▶ **WHAT IS REQUIRED**:
Return the records exactly, please. Every line should match.

::: GIVEN INFORMATION :::

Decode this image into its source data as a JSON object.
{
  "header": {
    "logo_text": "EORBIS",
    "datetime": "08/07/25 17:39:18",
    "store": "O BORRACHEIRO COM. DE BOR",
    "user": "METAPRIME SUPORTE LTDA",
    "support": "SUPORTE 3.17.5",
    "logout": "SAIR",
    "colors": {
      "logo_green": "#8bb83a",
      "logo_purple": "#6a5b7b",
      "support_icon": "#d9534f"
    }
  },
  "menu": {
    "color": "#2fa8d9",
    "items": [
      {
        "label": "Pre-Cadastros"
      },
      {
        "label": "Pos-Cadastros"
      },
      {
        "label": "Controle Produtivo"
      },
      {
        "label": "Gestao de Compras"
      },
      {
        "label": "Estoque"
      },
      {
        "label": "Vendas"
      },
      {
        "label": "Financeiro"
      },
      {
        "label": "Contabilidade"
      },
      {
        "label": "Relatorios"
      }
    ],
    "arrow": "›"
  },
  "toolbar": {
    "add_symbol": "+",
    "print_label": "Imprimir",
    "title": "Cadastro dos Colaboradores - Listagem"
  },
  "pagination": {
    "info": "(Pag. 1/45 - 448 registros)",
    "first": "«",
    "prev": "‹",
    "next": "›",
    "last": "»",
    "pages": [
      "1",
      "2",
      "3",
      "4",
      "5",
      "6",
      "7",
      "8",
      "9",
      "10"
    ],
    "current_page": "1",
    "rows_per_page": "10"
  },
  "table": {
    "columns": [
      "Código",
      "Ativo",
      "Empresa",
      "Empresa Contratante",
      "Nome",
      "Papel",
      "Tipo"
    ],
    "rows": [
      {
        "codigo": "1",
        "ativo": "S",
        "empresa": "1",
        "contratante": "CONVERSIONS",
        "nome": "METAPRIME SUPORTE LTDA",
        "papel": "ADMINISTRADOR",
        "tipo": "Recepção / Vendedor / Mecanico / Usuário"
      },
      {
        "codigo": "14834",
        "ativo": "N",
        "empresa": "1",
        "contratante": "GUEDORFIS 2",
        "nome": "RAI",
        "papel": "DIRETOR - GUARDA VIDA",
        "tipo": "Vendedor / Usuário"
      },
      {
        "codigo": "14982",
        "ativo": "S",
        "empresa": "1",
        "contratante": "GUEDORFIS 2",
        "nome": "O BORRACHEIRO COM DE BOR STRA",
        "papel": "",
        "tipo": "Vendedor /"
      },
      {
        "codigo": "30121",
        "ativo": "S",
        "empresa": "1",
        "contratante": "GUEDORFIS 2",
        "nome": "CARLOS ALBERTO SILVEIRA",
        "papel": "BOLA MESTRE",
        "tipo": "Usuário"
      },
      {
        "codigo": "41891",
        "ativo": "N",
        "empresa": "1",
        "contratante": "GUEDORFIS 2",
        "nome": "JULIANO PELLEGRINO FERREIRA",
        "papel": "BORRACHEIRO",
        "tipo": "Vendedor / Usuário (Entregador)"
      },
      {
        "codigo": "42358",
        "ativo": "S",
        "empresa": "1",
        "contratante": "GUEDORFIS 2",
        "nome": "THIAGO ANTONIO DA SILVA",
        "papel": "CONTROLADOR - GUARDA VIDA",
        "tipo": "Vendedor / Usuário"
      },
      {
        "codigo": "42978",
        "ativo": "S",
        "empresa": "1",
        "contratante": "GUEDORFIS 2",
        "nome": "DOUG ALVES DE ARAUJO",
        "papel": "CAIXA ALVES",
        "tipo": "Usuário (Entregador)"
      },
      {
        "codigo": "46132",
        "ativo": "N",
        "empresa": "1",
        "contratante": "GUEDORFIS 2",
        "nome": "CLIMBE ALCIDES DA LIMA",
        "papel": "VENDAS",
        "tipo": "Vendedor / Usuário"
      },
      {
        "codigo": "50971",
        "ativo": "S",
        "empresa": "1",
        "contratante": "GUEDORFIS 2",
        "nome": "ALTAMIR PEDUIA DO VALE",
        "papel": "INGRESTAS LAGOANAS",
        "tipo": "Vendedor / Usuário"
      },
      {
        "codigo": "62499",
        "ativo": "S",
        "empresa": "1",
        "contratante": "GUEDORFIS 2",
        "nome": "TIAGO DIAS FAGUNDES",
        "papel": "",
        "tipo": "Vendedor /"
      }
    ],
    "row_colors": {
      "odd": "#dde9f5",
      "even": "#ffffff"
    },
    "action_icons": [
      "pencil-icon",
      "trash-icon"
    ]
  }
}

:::

▶ **WRITTEN SOLUTION**:
Decode this image into its source data as a JSON object.
{
  "header": {
    "logo_text": "EORBIS",
    "datetime": "08/07/25 17:39:18",
    "store": "O BORRACHEIRO COM. DE BOR",
    "user": "METAPRIME SUPORTE LTDA",
    "support": "SUPORTE 3.17.5",
    "logout": "SAIR",
    "colors": {
      "logo_green": "#8bb83a",
      "logo_purple": "#6a5b7b",
      "support_icon": "#d9534f"
    }
  },
  "menu": {
    "color": "#2fa8d9",
    "items": [
      {
        "label": "Pre-Cadastros"
      },
      {
        "label": "Pos-Cadastros"
      },
      {
        "label": "Controle Produtivo"
      },
      {
        "label": "Gestao de Compras"
      },
      {
        "label": "Estoque"
      },
      {
        "label": "Vendas"
      },
      {
        "label": "Financeiro"
      },
      {
        "label": "Contabilidade"
      },
      {
        "label": "Relatorios"
      }
    ],
    "arrow": "›"
  },
  "toolbar": {
    "add_symbol": "+",
    "print_label": "Imprimir",
    "title": "Cadastro dos Colaboradores - Listagem"
  },
  "pagination": {
    "info": "(Pag. 1/45 - 448 registros)",
    "first": "«",
    "prev": "‹",
    "next": "›",
    "last": "»",
    "pages": [
      "1",
      "2",
      "3",
      "4",
      "5",
      "6",
      "7",
      "8",
      "9",
      "10"
    ],
    "current_page": "1",
    "rows_per_page": "10"
  },
  "table": {
    "columns": [
      "Código",
      "Ativo",
      "Empresa",
      "Empresa Contratante",
      "Nome",
      "Papel",
      "Tipo"
    ],
    "rows": [
      {
        "codigo": "1",
        "ativo": "S",
        "empresa": "1",
        "contratante": "CONVERSIONS",
        "nome": "METAPRIME SUPORTE LTDA",
        "papel": "ADMINISTRADOR",
        "tipo": "Recepção / Vendedor / Mecanico / Usuário"
      },
      {
        "codigo": "14834",
        "ativo": "N",
        "empresa": "1",
        "contratante": "GUEDORFIS 2",
        "nome": "RAI",
        "papel": "DIRETOR - GUARDA VIDA",
        "tipo": "Vendedor / Usuário"
      },
      {
        "codigo": "14982",
        "ativo": "S",
        "empresa": "1",
        "contratante": "GUEDORFIS 2",
        "nome": "O BORRACHEIRO COM DE BOR STRA",
        "papel": "",
        "tipo": "Vendedor /"
      },
      {
        "codigo": "30121",
        "ativo": "S",
        "empresa": "1",
        "contratante": "GUEDORFIS 2",
        "nome": "CARLOS ALBERTO SILVEIRA",
        "papel": "BOLA MESTRE",
        "tipo": "Usuário"
      },
      {
        "codigo": "41891",
        "ativo": "N",
        "empresa": "1",
        "contratante": "GUEDORFIS 2",
        "nome": "JULIANO PELLEGRINO FERREIRA",
        "papel": "BORRACHEIRO",
        "tipo": "Vendedor / Usuário (Entregador)"
      },
      {
        "codigo": "42358",
        "ativo": "S",
        "empresa": "1",
        "contratante": "GUEDORFIS 2",
        "nome": "THIAGO ANTONIO DA SILVA",
        "papel": "CONTROLADOR - GUARDA VIDA",
        "tipo": "Vendedor / Usuário"
      },
      {
        "codigo": "42978",
        "ativo": "S",
        "empresa": "1",
        "contratante": "GUEDORFIS 2",
        "nome": "DOUG ALVES DE ARAUJO",
        "papel": "CAIXA ALVES",
        "tipo": "Usuário (Entregador)"
      },
      {
        "codigo": "46132",
        "ativo": "N",
        "empresa": "1",
        "contratante": "GUEDORFIS 2",
        "nome": "CLIMBE ALCIDES DA LIMA",
        "papel": "VENDAS",
        "tipo": "Vendedor / Usuário"
      },
      {
        "codigo": "50971",
        "ativo": "S",
        "empresa": "1",
        "contratante": "GUEDORFIS 2",
        "nome": "ALTAMIR PEDUIA DO VALE",
        "papel": "INGRESTAS LAGOANAS",
        "tipo": "Vendedor / Usuário"
      },
      {
        "codigo": "62499",
        "ativo": "S",
        "empresa": "1",
        "contratante": "GUEDORFIS 2",
        "nome": "TIAGO DIAS FAGUNDES",
        "papel": "",
        "tipo": "Vendedor /"
      }
    ],
    "row_colors": {
      "odd": "#dde9f5",
      "even": "#ffffff"
    },
    "action_icons": [
      "pencil-icon",
      "trash-icon"
    ]
  }
}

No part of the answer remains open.